“I’ve known him for years,” said Mariah Willis, an 18-year-old student at the academy. “He knows a lot of cool tricks.”

‘Cool dude’

Hatfield, a longtime Laurel resident, is typically shy of the media’s spotlight, but he’s always been a font of advice on everything from what’s the best color for someone stranded in the wilderness to wave so a passing plane can see them — blue, not orange — to how to survive a cold night out.

In the past he’s given tips on attracting buck deer to your hunting stand using doe urine, as well as meditation methods and positions to help relieve pain. For 16 years, since the academy opened in 2001, he’s been sharing some of his knowledge with the students on a monthly basis.

“He’s just a real cool dude,” Willis said. “And I’m very happy to know him.”

Haak said the youngsters in her charge, ranging in age from 5 to 18, are learning one very important lesson, above all the others, from Hatfield’s monthly visits.

“He never stops learning,” she said. “He’s the role model you want your kids to emulate.”

Don’t panic

“Treading water and using slow swimming motions should enable someone to swim to safety,” knowledge that Hatfield hopes will ease someone’s fear and panic should they find themselves drifting downriver. He advises that anglers wearing chest waders use a belt to cinch the material tight and lesson the amount of water that enters. Or, he noted with a smile, having a pot belly can serve the same purpose.

Hatfield admitted that jumping into a pool of still water can’t compare to an angler’s unexpected dip in a cold, rushing river where there’s current and obstacles like overhanging logs, branches and boulders. But he said the basic premise is the same.
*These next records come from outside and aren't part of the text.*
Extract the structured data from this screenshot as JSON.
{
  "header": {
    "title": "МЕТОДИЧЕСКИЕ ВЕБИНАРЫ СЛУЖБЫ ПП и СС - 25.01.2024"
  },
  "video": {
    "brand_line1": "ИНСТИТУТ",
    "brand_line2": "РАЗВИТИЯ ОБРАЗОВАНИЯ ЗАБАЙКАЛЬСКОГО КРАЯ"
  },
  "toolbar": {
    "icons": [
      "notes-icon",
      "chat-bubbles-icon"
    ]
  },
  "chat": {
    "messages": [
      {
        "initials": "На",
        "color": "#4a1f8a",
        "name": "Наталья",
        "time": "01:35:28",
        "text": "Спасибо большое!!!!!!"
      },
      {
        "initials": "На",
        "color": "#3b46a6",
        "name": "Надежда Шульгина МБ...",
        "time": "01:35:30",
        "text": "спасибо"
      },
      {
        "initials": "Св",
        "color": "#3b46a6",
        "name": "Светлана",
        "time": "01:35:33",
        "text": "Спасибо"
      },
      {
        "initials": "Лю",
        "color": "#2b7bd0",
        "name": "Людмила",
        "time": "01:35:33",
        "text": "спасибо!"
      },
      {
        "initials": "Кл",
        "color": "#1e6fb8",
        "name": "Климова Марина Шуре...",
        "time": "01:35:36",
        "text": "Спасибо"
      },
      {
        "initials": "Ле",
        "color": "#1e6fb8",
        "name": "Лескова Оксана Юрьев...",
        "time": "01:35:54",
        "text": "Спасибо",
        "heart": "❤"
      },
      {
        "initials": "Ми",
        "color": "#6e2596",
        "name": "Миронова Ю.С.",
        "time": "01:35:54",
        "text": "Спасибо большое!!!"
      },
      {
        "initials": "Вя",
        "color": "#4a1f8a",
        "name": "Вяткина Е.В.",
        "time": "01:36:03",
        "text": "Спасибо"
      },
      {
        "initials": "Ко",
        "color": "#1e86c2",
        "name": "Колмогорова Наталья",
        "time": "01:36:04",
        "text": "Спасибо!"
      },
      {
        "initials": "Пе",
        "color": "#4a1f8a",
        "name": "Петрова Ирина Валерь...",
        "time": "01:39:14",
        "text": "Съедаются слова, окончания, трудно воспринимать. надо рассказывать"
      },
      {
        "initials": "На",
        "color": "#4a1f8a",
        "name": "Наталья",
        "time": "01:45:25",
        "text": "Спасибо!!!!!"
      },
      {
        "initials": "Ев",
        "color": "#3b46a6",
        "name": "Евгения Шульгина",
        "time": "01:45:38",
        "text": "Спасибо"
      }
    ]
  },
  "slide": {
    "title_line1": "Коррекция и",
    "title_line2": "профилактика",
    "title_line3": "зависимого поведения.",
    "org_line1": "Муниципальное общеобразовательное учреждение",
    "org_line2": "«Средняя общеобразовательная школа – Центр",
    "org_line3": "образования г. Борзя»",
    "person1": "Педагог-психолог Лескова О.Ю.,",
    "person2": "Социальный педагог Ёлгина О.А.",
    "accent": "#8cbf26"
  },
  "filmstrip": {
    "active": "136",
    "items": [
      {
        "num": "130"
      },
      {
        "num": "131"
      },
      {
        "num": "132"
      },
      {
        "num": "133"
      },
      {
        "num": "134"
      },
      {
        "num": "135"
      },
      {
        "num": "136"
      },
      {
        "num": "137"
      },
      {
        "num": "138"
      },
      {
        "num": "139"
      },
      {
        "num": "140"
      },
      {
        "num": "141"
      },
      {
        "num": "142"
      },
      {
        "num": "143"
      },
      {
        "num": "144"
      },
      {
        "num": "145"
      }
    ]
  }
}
He also noted that the current can be beneficial in helping to propel a floating angler to shore.

“You’ve got to go with the flow, face downstream and watch out for obstacles,” he said.

It’s a statement that seems to say as much about life — and Hatfield’s life in particular — as it does about a floating angler.

“If we can save a life someday, then so be it,” he said.